Why Use Multimethod Modeling?

AnyLogic multimethod or multi-paradigm simulation gives you the opportunity to choose the most efficient method or a combination, in order to best address your problem. Whether you are familiar with one or more modeling paradigms, or new to modeling and simulation, employing multimethod modeling capabilities will enhance business process optimization, strategic planning, forecasting and beyond.

Let us first take a look into each paradigm and where they are best utilized, then explain where multimethod modeling fits and how it can improve your modeling process and simulation results.

Various business optimization problems are typically solved by using discrete event modeling. For instance, simulation of enterprise processes, such as production facilities, warehouses, and retail stores, due to their process-centric properties, best described as a sequence of separate events.

Agent based modeling is best if your project or problem surrounds uniting a network, such as a supply chain.
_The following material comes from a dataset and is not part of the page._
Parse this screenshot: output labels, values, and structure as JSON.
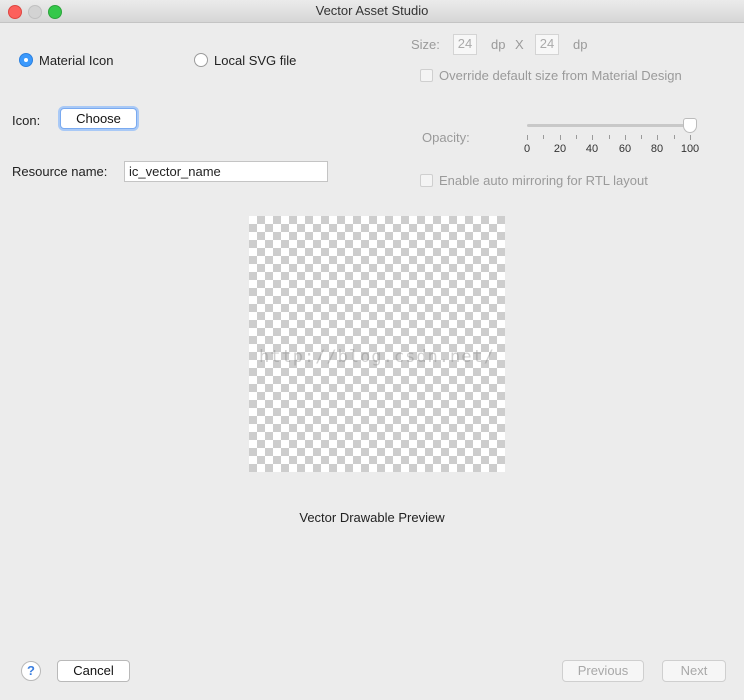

In this case, you can model how each component makes decisions and how those decisions impact the other components. Examples of these relationships include knowing how much raw material to purchase due to customer demand, or the number of goods to produce and ship, in which each aspect is modeled as an independent agent. These become multimethod models when the process that happens “inside” the agent is modeled using discrete event or system dynamics.
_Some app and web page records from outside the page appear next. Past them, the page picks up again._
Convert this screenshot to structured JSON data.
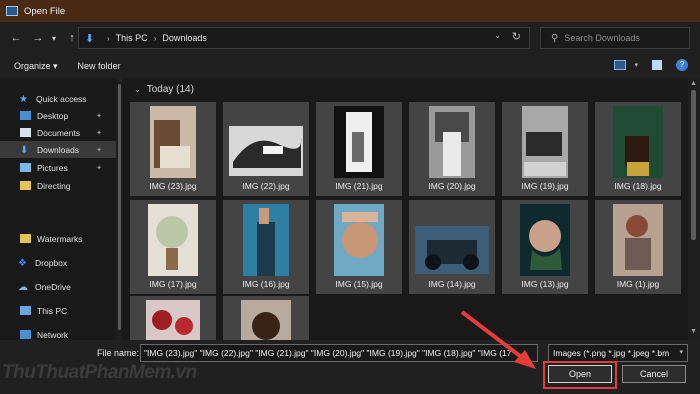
{
  "window": {
    "title": "Open File"
  },
  "address": {
    "crumbs": [
      "This PC",
      "Downloads"
    ]
  },
  "search": {
    "placeholder": "Search Downloads"
  },
  "toolbar": {
    "organize": "Organize ▾",
    "new_folder": "New folder"
  },
  "sidebar": {
    "items": [
      {
        "label": "Quick access",
        "icon": "star-icon"
      },
      {
        "label": "Desktop",
        "icon": "desktop-icon",
        "pinned": true
      },
      {
        "label": "Documents",
        "icon": "documents-icon",
        "pinned": true
      },
      {
        "label": "Downloads",
        "icon": "download-icon",
        "pinned": true,
        "selected": true
      },
      {
        "label": "Pictures",
        "icon": "pictures-icon",
        "pinned": true
      },
      {
        "label": "Directing",
        "icon": "folder-icon"
      },
      {
        "label": "Watermarks",
        "icon": "folder-icon"
      },
      {
        "label": "Dropbox",
        "icon": "dropbox-icon"
      },
      {
        "label": "OneDrive",
        "icon": "cloud-icon"
      },
      {
        "label": "This PC",
        "icon": "computer-icon"
      },
      {
        "label": "Network",
        "icon": "network-icon"
      }
    ]
  },
  "content": {
    "group": "Today (14)",
    "files": [
      "IMG (23).jpg",
      "IMG (22).jpg",
      "IMG (21).jpg",
      "IMG (20).jpg",
      "IMG (19).jpg",
      "IMG (18).jpg",
      "IMG (17).jpg",
      "IMG (16).jpg",
      "IMG (15).jpg",
      "IMG (14).jpg",
      "IMG (13).jpg",
      "IMG (1).jpg",
      "",
      ""
    ]
  },
  "bottom": {
    "filename_label": "File name:",
    "filename_value": "\"IMG (23).jpg\" \"IMG (22).jpg\" \"IMG (21).jpg\" \"IMG (20).jpg\" \"IMG (19).jpg\" \"IMG (18).jpg\" \"IMG (17",
    "filter": "Images (*.png *.jpg *.jpeg *.bm",
    "open_label": "Open",
    "cancel_label": "Cancel"
  },
  "colors": {
    "highlight": "#e63b3b",
    "accent": "#5aa9ff"
  }
}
System Dynamics is used if you want to better understand the correlation between demand fluctuation and manufacturing facility capacity and allows you to model the market as a whole system, where demand is influenced by various factors, like advertising, word of mouth, and other external circumstances. If you want to model the market as a community of people, where everybody makes decisions independently, it is appropriate to use agent based modeling such as this agent-based consumer market simulation. Whether you choose system dynamics or agent-based modeling for your market analysis, you can expand your research by using the supply chain model I mentioned earlier as input data into your consumer market model.

Modeling such complex systems using only one simulation method is a difficult task. With multimethod modeling, the model extension limit depends only on your business needs and, of course, the modeler’s proficiencies. Using multiple modeling paradigms enables you to simulate virtually any process and combine multiple models. Furthermore, multimethod makes model building simpler and provides increased flexibility.

For additional information, Andrei Borshchev, founder of the AnyLogic Company, gave on overview of multimethod modeling in this video from a workshop at Winter Simulation Conference 2013.